However, the journey would end there. Eventual champion Connecticut finished San Diego State’s season despite 12 points and nine rebounds from Leonard.
San Diego State had made the tournament just once since 1978 prior to Leonard’s arrival on campus and has made it four times since his college career began, so it’s fair to say the Spurs star has had a huge impact on the program.
Kyle Lowry (Villanova, 2004-2006)
Kyle Lowry experienced deep NCAA tournament runs during both of his years at Villanova.
Working as a sixth man during his freshman year, Lowry was a part of a Wildcats team that made it to the Sweet 16. Lowry’s 15-point and five-rebound performance in the second round was good enough to earn him his third start of the season in the Sweet 16. He then posted 18 points and seven rebounds in the Sweet 16 loss to UNC, proving that special things were on the horizon for the feisty guard.
Lowry averaged 11.0 points and 3.7 assists as a a full-time starter for Nova the following year, helping the Wildcats earn a No. 1 seed. He didn’t exactly light it up during the Wildcats’ tournament run, but he helped his team reach the Elite Eight nonetheless. Jay Wright has coached some great guards over the years, but few have been more successful than Lowry.
Dwyane Wade (Marquette, 2001-2003)

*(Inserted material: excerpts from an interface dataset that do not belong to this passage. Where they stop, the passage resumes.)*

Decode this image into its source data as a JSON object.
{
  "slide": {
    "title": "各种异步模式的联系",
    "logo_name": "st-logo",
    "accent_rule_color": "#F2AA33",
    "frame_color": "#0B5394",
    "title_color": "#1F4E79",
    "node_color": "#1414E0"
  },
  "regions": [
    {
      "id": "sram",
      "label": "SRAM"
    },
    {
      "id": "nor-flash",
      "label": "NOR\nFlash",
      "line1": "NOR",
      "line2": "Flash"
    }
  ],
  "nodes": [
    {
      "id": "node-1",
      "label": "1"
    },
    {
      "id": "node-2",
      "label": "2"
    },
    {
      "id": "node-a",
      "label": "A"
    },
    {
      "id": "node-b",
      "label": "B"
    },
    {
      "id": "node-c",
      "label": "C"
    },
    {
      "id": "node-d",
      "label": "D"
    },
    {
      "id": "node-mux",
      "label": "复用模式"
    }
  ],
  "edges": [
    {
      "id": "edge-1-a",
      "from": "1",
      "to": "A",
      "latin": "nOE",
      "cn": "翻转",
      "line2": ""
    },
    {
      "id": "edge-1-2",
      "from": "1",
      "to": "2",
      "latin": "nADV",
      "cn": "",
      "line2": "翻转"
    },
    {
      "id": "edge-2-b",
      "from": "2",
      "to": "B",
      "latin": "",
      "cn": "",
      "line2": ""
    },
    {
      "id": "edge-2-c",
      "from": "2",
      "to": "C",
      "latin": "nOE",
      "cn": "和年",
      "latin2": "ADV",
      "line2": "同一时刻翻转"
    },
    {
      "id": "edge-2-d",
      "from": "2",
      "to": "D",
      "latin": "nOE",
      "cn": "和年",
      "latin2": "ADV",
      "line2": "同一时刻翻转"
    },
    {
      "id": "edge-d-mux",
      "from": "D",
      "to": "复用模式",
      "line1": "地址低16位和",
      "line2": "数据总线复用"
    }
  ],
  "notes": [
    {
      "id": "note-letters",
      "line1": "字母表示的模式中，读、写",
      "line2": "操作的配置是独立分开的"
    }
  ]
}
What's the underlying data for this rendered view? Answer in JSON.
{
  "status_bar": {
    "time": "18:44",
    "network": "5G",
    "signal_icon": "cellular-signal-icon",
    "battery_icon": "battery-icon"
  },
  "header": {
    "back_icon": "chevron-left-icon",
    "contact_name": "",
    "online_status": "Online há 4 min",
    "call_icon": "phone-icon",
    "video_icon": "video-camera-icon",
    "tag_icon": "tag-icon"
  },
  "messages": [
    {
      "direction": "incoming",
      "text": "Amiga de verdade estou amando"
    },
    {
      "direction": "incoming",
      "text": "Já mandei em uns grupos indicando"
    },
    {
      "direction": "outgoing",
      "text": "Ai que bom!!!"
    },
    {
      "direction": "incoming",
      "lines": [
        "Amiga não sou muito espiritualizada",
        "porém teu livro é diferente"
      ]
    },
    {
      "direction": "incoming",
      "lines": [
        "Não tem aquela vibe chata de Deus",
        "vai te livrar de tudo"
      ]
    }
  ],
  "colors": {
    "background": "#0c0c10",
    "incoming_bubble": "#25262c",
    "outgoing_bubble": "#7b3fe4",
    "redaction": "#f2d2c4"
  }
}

Dwyane Wade’s 2003 March Madness run sure was special. The Chicago native led Marqeutte to a 23-5 record and a No. 3 seed in the tourney. After scoring 15 in an opening-round win against Holy Cross, Wade exploded for 24 points, eight rebounds and seven assists in a Round of 32 victory over Missouri. Wade followed that performance with 22 points in a hard-fought win over No. 2 Pittsburgh.
Then Wade put together arguably the best individual performance of the 2003 tournament; the future Miami Heat guard posted a triple-double of 29 points, 11 rebounds and 11 assists in a victory over No. 1 Kentucky that shocked the world. Wade’s brilliance gave Marquette its first Final Four berth since 1977. Marquette wouldn’t advance any further, but Wade’s run is something no Golden Eagles fan will ever forget.
Paul George (Fresno State, 2008-10)
Unfortunately, the Indiana Pacers star never made it to the Big Dance during his two-year college career at Fresno State, though to little fault of his own. George averaged 14.3 points and 6.2 rebounds during his freshman season, and he jumped to 16.8 points and 7.2 rebounds per game during his sophomore year. George might not have made the NCAA Tournament, but he grew tremendously as a player during his college days, setting the stage for what is turning into an excellent NBA career.
Carmelo Anthony (Syracuse, 2002-2003)
Carmelo Anthony is the only 2016 NBA All-Star starter to have won a championship at the college level.
With averages of 22.2 points and 10 rebounds, Anthony led the Orange to a 24-5 record and a No. 3 seed in the 2003 tourney. He had a fine start to the tournament, averaging 16 points and 8.3 rebounds over the first three games.
But the versatile scorer really made his mark in the tournament’s final rounds. Anthony posted 20 points and 10 rebounds in the Elite Eight, followed by a marvelous 33-point and 14-rebound showing against Texas in the Final Four.
Anthony punctuated his stellar tournament with a game-high 20 points and 10 rebounds against Kansas in the national championship game, helping the Orange to their first title in school history. Deservedly so, Anthony won the tournament’s Most Outstanding Player Award following the game.
Anthony was surrounded with plenty of talent at Syracuse, but he was the clear-cut, No. 1 option and led his team to a championship, far from an easy task, as further evidenced by the lack of titles from the other incredible players on this list.